___ DATA

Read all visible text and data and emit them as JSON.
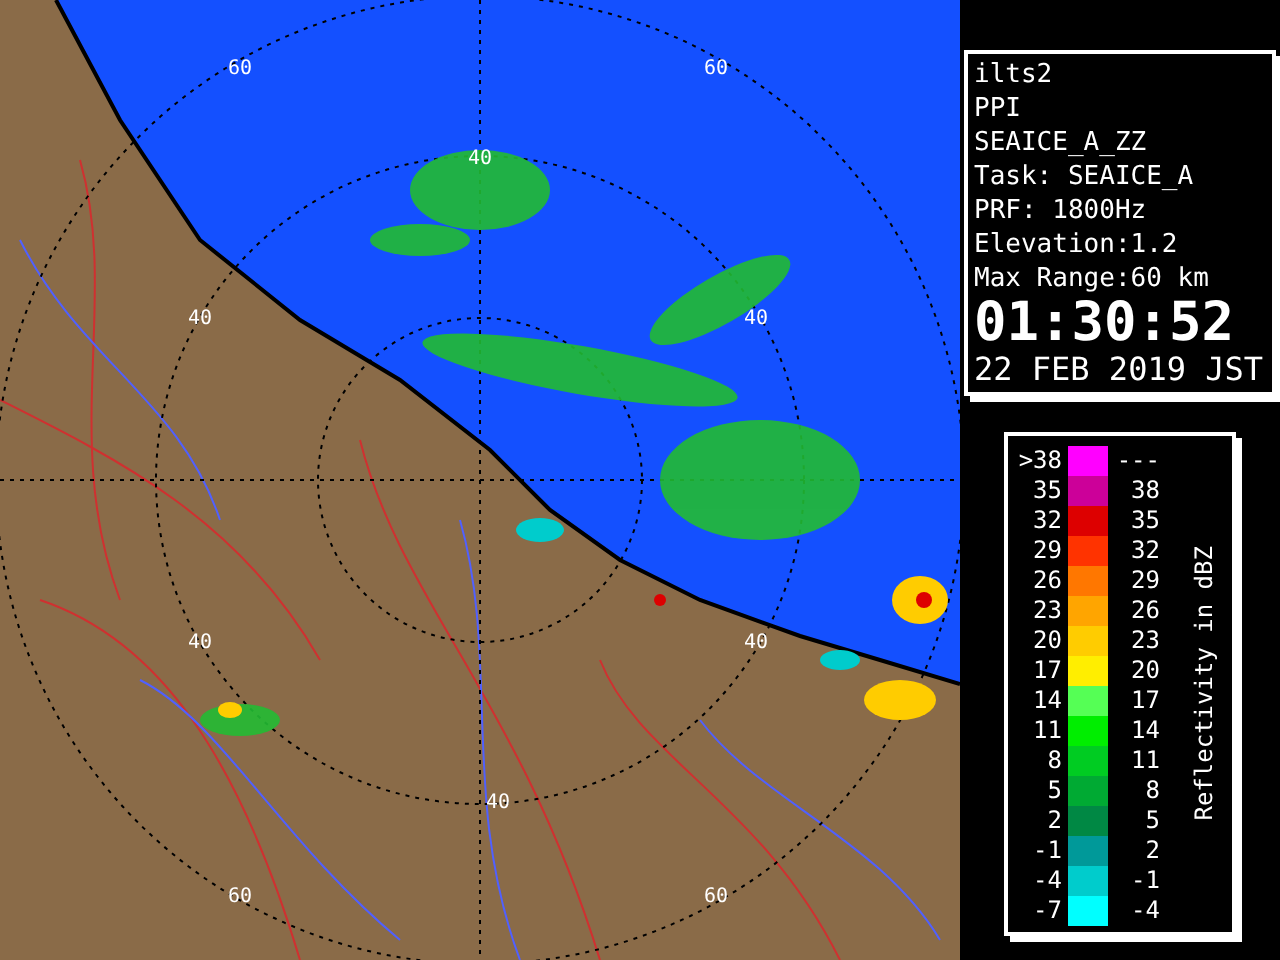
{
  "map": {
    "range_labels": [
      "60",
      "60",
      "40",
      "40",
      "40",
      "40",
      "40",
      "40",
      "60",
      "60"
    ]
  },
  "info": {
    "lines": [
      "ilts2",
      "PPI",
      "SEAICE_A_ZZ",
      "Task: SEAICE_A",
      "PRF: 1800Hz",
      "Elevation:1.2",
      "Max Range:60 km"
    ],
    "time": "01:30:52",
    "date": "22 FEB 2019 JST"
  },
  "legend": {
    "title": "Reflectivity in dBZ",
    "rows": [
      {
        "low": ">38",
        "high": "---",
        "color": "#ff00ff"
      },
      {
        "low": "35",
        "high": "38",
        "color": "#cc0099"
      },
      {
        "low": "32",
        "high": "35",
        "color": "#dd0000"
      },
      {
        "low": "29",
        "high": "32",
        "color": "#ff3300"
      },
      {
        "low": "26",
        "high": "29",
        "color": "#ff7700"
      },
      {
        "low": "23",
        "high": "26",
        "color": "#ffa500"
      },
      {
        "low": "20",
        "high": "23",
        "color": "#ffcc00"
      },
      {
        "low": "17",
        "high": "20",
        "color": "#ffee00"
      },
      {
        "low": "14",
        "high": "17",
        "color": "#55ff55"
      },
      {
        "low": "11",
        "high": "14",
        "color": "#00ee00"
      },
      {
        "low": "8",
        "high": "11",
        "color": "#00cc22"
      },
      {
        "low": "5",
        "high": "8",
        "color": "#00aa33"
      },
      {
        "low": "2",
        "high": "5",
        "color": "#008844"
      },
      {
        "low": "-1",
        "high": "2",
        "color": "#009999"
      },
      {
        "low": "-4",
        "high": "-1",
        "color": "#00cccc"
      },
      {
        "low": "-7",
        "high": "-4",
        "color": "#00ffff"
      }
    ]
  }
}
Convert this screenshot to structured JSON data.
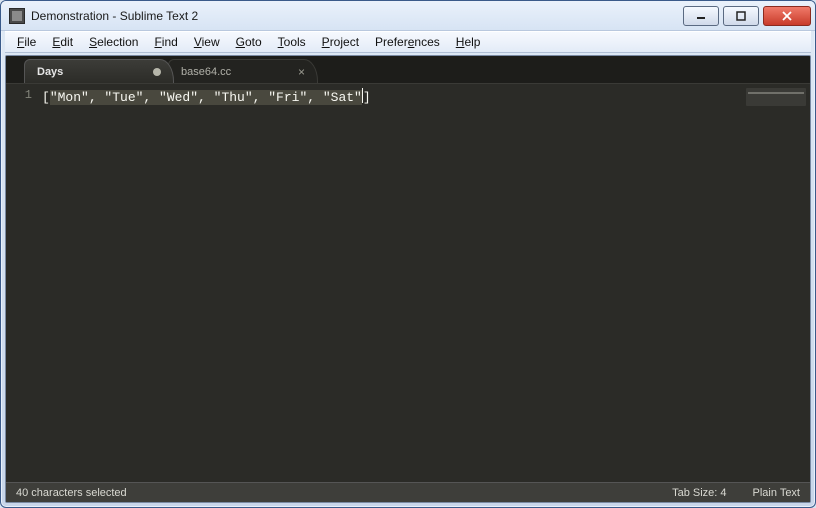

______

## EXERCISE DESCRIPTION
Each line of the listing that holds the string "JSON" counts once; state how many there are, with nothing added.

## ANSWER FOR THE TASK
2